Through The Decades With Roy Orbison And Buddy Holly
THE SEAGULL, BREAN
THE EXCHANGE, STURMINSTER NEWTON
THE SINDEN THEATRE, TENTERTEN
THE CORN EXCHANGE, KINGS LYNN
BUCCLEUCH CENTRE, LANGHOLM
THE VILLAGE THEATRE, EAST KILBRIDE
THE RYAN CENTRE, STRANRAER
THE FULLERTON THEATRE, CASTLE DOUGLAS
THE FOREST ARTS CENTRE, WALSALL
Hank Williams was born in September 1923 in a small Alabama farming community about 70 miles south of Montgomery. His father was a railroad engineer who was also a victim of shell shock after a year of fighting in France in 1918 during World War I and spent many years in veterans hospitals. Hank's mother, Lillian Skipper Williams, played the organ in their local church and taught him gospel songs when he was six.
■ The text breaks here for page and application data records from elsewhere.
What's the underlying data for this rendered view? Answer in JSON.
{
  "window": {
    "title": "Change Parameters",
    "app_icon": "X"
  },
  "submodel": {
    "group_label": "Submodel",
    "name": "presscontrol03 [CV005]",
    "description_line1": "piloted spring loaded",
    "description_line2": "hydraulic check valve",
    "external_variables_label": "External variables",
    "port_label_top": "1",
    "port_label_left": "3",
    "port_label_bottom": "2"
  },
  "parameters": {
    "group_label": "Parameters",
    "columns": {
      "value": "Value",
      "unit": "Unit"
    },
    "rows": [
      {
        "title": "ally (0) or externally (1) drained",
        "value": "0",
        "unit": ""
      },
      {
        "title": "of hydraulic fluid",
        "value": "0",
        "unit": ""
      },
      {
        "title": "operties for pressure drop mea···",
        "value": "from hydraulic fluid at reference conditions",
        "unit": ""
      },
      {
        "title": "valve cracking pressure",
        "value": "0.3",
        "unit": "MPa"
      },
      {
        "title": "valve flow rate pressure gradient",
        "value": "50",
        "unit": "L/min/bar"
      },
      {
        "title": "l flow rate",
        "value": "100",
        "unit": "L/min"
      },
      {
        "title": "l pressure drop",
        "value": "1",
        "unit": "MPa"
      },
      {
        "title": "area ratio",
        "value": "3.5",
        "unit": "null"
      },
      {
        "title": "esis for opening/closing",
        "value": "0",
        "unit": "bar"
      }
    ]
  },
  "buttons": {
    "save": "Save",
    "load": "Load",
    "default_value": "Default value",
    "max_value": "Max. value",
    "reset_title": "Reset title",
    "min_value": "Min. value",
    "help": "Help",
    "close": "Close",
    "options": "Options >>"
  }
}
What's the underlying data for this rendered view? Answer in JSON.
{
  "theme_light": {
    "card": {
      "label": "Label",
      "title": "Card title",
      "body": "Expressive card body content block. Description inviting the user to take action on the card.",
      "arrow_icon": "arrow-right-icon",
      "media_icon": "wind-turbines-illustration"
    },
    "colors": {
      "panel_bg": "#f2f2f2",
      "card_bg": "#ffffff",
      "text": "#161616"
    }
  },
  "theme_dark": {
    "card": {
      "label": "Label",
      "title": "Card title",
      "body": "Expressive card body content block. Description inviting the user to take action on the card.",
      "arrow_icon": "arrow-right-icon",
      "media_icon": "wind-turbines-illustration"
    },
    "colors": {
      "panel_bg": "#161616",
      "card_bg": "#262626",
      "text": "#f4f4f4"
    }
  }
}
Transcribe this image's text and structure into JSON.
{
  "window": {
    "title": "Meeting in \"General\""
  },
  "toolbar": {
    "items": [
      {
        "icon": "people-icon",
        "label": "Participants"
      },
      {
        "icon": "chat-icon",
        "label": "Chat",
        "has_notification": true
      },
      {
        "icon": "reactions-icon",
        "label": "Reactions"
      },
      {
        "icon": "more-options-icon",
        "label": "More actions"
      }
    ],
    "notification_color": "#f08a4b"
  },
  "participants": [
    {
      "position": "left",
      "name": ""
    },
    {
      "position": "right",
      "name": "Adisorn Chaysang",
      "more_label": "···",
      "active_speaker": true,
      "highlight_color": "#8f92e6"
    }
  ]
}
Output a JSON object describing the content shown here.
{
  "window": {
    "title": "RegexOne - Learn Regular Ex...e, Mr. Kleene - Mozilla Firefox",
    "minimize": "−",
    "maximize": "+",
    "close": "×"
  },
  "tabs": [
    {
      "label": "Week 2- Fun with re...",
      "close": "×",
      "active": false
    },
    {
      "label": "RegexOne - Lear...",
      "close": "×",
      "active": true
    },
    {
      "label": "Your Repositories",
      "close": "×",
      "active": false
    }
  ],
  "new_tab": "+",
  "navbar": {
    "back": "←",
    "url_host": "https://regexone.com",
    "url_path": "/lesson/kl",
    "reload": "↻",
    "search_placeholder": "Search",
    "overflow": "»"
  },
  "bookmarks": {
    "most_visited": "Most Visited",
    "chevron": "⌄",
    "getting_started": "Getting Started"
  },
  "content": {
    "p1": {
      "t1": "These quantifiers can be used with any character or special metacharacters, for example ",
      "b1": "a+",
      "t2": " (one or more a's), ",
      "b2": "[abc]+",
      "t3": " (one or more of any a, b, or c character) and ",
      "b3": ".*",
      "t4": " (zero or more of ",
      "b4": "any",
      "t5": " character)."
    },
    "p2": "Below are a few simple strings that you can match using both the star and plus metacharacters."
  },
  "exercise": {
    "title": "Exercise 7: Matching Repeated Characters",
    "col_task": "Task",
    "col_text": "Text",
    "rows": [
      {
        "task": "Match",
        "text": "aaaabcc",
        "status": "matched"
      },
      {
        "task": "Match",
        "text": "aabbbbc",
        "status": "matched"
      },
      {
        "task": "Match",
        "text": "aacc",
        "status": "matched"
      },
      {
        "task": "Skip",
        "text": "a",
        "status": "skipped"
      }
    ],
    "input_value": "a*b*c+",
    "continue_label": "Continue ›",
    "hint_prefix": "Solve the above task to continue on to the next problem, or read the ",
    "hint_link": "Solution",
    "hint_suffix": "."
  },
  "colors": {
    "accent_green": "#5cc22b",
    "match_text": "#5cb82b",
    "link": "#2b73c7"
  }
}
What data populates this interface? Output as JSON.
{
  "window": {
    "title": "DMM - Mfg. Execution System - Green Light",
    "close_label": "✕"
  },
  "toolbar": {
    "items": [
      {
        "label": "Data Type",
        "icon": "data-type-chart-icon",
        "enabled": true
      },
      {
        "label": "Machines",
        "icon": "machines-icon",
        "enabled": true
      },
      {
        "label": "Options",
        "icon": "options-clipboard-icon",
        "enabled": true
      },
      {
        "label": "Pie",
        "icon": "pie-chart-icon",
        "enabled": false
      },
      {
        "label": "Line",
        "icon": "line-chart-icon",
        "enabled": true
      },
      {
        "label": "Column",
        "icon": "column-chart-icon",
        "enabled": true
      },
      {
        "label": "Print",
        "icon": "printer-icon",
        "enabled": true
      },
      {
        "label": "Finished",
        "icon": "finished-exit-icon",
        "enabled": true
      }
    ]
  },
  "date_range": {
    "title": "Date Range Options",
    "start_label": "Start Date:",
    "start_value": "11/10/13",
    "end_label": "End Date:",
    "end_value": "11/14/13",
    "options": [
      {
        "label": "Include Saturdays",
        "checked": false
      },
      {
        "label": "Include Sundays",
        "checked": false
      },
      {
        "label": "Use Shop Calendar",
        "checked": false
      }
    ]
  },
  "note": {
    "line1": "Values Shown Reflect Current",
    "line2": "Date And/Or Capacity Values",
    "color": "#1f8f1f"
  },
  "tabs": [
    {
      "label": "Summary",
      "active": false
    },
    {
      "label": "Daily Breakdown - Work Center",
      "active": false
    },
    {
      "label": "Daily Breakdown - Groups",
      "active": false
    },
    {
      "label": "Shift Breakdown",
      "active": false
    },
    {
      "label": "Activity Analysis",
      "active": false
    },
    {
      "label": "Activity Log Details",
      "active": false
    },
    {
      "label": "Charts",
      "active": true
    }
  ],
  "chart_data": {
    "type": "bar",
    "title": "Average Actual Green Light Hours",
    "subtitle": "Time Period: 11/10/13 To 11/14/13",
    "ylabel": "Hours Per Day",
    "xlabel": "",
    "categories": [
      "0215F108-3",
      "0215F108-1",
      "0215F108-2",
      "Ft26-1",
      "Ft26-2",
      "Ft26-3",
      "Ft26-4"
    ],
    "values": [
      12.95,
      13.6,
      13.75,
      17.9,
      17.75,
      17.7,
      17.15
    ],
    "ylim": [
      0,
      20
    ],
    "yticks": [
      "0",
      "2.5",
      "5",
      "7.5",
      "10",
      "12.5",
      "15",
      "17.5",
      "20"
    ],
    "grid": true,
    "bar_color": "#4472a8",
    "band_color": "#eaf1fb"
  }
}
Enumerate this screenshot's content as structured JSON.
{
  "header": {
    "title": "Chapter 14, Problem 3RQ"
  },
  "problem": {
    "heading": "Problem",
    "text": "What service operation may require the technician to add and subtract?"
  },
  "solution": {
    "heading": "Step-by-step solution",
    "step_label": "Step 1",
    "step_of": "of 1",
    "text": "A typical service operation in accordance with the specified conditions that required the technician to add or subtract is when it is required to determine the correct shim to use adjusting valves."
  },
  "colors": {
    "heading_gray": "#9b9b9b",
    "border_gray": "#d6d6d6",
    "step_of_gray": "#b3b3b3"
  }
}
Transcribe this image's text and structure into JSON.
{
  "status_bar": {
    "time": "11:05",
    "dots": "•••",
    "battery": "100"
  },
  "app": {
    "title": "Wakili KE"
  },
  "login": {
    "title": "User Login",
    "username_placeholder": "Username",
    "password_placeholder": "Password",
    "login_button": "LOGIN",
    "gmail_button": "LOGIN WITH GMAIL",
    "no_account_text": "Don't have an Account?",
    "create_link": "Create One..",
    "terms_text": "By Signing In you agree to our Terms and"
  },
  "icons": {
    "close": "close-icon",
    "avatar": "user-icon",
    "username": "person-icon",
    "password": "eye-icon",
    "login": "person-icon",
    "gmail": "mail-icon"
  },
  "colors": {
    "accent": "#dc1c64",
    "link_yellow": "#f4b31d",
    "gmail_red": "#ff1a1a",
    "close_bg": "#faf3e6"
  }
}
When Hank turned 10 he taught himself to play the guitar, mostly by watching other guitarists.
In his teens Hank learned to play and sing country songs that he heard on the family radio, and picked up some blues chords from a black friend who was a street musician named Tee-Tot (Rufe Payne). At the age of 14 Hank put together his own band, playing at hoedowns and other get-together, where he won a local talent contest competition with his composition "WPA Blues." At 17, Hank put together a group called 'Hank Williams' Original Drifting Cowboys' and they successfully auditioned for the manager of WSFS Radio in Montgomery, where they played regularly on the air. Hank met his first wife Audrey Williams, during a traveling medicine show and they were married in December 1944 at an Alabama gas station. Audrey was a strong-willed woman who became Hank's booking agent, road manager and promoter. It was she who encouraged the stage-frightened Hank to perform on stage and helped book gigs outside of Alabama.
In 1946 Hank and Audrey traveled to Nashville to secure a music publishing contract with producer Fred Rose, head of the Acuff-Rose publishing firm, who asked Hank to write a song on the spot. The song, "Mansion on the Hill", landed Hank a publishing contract with Acuff-Rose. During the late 1940s Hank--a tall, thin man who alway wore a short-brimmed, white cowboy hat--had his peak years when MGM Records signed him for a recording contract and he became a regular on "Louisiana Hayride", a KWKH radio show in Shreveport, Louisiana. In 1949, after the birth of Hank and Audrey's son Hank Williams Jr, Hank was asked to join the Grand Ole Opry in Nashville, where he made his stage debut on June 11, 1949.
From 1949 to 1950, Hank became country music's top artist, with hits like "Lovesick Blues," "My Bucket's Got a Hole in It," "Moanin' the Blues" and "Why Don't You Love Me." His 1951 hits included "Hey, Good Lookin'" "Cold, Cold Heart" and "I Can't Help It (If I'm Still in Love with You)." Hits of 1952 were "Honky Tonk Blues," "Jambalaya," and "I'll Never Get Out of This World Alive."
However, Hank's unprecedented success came with a price. A heavy drinker since his late teens, Hank proved to be an undependable performer when be began showing up for concerts drunk, and sometimes didn't show up at all. When Audrey divorced him in 1951 due to their constant fights over his drinking, his band began to become disillusioned with him, too, and the Grand Ole Opry suspended him from appearing at live shows. In October 1952 Hank married his second wife, 19-year-old Billie Jean Jones, who was no more successful than Audrey in protecting Hank from himself. Also, the Drifting Cowboys departed that same month due to Hank's violent mood swings and unpredictability. He was still in demand for live performances, though.
On the early morning hours on New Year's Day 1953, while traveling through West Virginia on the way to a show in Canton, Ohio, Hank Williams died in his sleep in the back seat of his Cadillac limousine at the age of 29.
- IMDb Mini Biography By: Matt Patay